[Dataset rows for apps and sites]
↓

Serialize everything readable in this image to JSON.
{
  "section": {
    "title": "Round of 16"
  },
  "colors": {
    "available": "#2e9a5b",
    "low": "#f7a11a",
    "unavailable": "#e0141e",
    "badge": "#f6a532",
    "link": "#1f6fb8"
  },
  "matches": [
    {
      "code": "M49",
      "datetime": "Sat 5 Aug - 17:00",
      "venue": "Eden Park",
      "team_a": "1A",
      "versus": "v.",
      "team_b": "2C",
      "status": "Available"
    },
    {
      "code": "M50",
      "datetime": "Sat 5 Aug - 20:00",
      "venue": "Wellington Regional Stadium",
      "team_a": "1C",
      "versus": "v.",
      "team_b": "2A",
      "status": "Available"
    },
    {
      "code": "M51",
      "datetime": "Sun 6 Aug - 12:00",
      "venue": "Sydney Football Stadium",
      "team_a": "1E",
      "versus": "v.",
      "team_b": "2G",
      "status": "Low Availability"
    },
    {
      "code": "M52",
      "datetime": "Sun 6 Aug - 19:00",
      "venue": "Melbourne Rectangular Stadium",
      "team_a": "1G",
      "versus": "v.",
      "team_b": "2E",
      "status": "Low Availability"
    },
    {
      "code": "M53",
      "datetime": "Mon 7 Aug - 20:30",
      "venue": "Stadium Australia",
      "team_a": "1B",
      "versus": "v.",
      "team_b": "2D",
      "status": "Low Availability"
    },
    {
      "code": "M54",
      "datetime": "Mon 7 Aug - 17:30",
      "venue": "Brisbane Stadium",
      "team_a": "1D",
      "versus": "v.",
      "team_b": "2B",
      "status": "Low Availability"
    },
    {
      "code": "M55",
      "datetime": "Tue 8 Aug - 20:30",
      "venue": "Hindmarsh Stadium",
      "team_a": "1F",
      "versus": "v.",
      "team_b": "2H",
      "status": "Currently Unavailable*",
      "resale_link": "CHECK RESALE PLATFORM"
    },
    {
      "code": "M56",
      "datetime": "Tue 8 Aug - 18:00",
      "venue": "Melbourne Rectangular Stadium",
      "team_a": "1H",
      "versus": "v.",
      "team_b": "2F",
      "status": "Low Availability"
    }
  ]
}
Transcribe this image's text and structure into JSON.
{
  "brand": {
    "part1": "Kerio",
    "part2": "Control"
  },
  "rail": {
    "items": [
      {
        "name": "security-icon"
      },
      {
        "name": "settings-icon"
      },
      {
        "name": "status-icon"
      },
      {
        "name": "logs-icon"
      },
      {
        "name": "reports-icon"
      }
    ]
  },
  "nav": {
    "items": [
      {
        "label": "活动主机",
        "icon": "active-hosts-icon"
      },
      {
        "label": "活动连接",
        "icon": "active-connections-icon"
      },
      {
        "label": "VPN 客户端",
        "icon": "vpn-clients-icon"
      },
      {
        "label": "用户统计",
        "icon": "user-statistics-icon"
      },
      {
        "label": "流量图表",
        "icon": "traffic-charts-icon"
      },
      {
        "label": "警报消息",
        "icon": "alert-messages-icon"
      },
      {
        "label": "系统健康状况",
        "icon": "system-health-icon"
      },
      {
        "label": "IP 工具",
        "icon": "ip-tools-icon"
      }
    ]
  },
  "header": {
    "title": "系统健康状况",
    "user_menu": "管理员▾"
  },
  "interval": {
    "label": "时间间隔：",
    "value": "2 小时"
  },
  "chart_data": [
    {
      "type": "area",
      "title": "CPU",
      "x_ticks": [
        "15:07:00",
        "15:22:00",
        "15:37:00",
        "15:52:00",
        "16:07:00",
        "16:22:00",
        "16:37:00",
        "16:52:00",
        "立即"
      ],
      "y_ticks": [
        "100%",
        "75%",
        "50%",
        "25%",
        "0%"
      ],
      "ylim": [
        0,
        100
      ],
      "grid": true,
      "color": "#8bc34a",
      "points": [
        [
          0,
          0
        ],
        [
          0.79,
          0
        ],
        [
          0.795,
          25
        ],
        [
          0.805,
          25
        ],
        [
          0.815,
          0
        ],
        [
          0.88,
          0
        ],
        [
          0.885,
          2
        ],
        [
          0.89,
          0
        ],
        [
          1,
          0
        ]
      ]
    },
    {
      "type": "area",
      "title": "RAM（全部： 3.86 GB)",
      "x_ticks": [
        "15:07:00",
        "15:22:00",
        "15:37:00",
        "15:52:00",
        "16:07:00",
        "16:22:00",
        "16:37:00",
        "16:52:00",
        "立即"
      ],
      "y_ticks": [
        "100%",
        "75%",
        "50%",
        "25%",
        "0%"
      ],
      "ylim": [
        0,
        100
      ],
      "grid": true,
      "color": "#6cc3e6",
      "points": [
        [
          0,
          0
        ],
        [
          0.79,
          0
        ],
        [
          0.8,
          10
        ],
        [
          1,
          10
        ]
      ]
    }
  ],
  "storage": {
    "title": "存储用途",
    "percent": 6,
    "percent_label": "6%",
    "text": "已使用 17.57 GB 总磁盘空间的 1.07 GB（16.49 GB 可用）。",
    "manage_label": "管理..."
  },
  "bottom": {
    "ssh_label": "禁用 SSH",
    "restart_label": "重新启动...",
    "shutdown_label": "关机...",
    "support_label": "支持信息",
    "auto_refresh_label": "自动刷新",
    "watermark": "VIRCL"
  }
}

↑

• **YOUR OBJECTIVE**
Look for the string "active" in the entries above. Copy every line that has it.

• **EXERCISE SOLUTION**
        "icon": "active-hosts-icon"
        "icon": "active-connections-icon"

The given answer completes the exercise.